Records from a collection:

┌────────

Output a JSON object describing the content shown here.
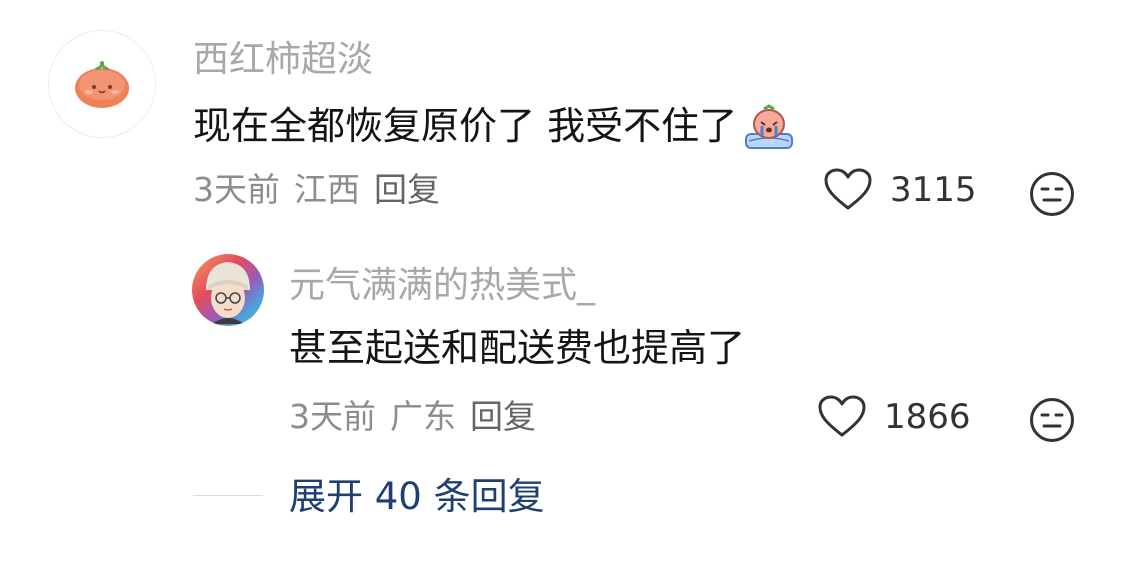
{
  "main_comment": {
    "username": "西红柿超淡",
    "text": "现在全都恢复原价了 我受不住了",
    "emoji_icon": "crying-peach-emoji-icon",
    "time": "3天前",
    "location": "江西",
    "reply_label": "回复",
    "like_count": "3115"
  },
  "reply_comment": {
    "username": "元气满满的热美式_",
    "text": "甚至起送和配送费也提高了",
    "time": "3天前",
    "location": "广东",
    "reply_label": "回复",
    "like_count": "1866"
  },
  "expand": {
    "label": "展开 40 条回复"
  },
  "colors": {
    "username": "#a8a8a8",
    "meta": "#8c8c8c",
    "link": "#1f3f73"
  }
}
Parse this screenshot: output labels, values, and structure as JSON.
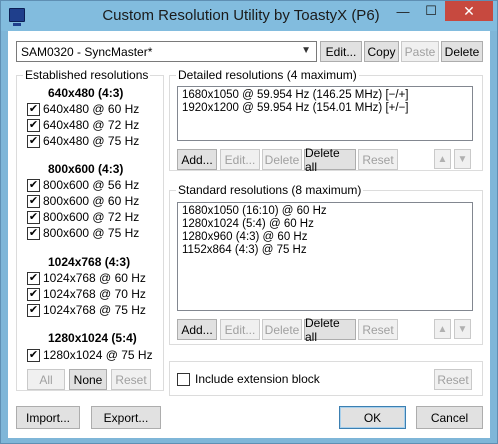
{
  "window": {
    "title": "Custom Resolution Utility by ToastyX (P6)",
    "minimize_glyph": "—",
    "maximize_glyph": "☐",
    "close_glyph": "✕"
  },
  "top_bar": {
    "monitor": "SAM0320 - SyncMaster*",
    "edit": "Edit...",
    "copy": "Copy",
    "paste": "Paste",
    "delete": "Delete"
  },
  "established": {
    "label": "Established resolutions",
    "groups": [
      {
        "heading": "640x480 (4:3)",
        "items": [
          "640x480 @ 60 Hz",
          "640x480 @ 72 Hz",
          "640x480 @ 75 Hz"
        ]
      },
      {
        "heading": "800x600 (4:3)",
        "items": [
          "800x600 @ 56 Hz",
          "800x600 @ 60 Hz",
          "800x600 @ 72 Hz",
          "800x600 @ 75 Hz"
        ]
      },
      {
        "heading": "1024x768 (4:3)",
        "items": [
          "1024x768 @ 60 Hz",
          "1024x768 @ 70 Hz",
          "1024x768 @ 75 Hz"
        ]
      },
      {
        "heading": "1280x1024 (5:4)",
        "items": [
          "1280x1024 @ 75 Hz"
        ]
      }
    ],
    "all": "All",
    "none": "None",
    "reset": "Reset"
  },
  "detailed": {
    "label": "Detailed resolutions (4 maximum)",
    "lines": [
      "1680x1050 @ 59.954 Hz (146.25 MHz) [−/+]",
      "1920x1200 @ 59.954 Hz (154.01 MHz) [+/−]"
    ],
    "add": "Add...",
    "edit": "Edit...",
    "delete": "Delete",
    "delete_all": "Delete all",
    "reset": "Reset"
  },
  "standard": {
    "label": "Standard resolutions (8 maximum)",
    "lines": [
      "1680x1050 (16:10) @ 60 Hz",
      "1280x1024 (5:4) @ 60 Hz",
      "1280x960 (4:3) @ 60 Hz",
      "1152x864 (4:3) @ 75 Hz"
    ],
    "add": "Add...",
    "edit": "Edit...",
    "delete": "Delete",
    "delete_all": "Delete all",
    "reset": "Reset"
  },
  "extension": {
    "label": "Include extension block",
    "reset": "Reset"
  },
  "bottom": {
    "import": "Import...",
    "export": "Export...",
    "ok": "OK",
    "cancel": "Cancel"
  },
  "arrows": {
    "up": "▲",
    "down": "▼"
  },
  "check_glyph": "✔"
}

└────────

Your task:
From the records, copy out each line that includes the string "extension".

Solution:
  "extension": {
    "label": "Include extension block",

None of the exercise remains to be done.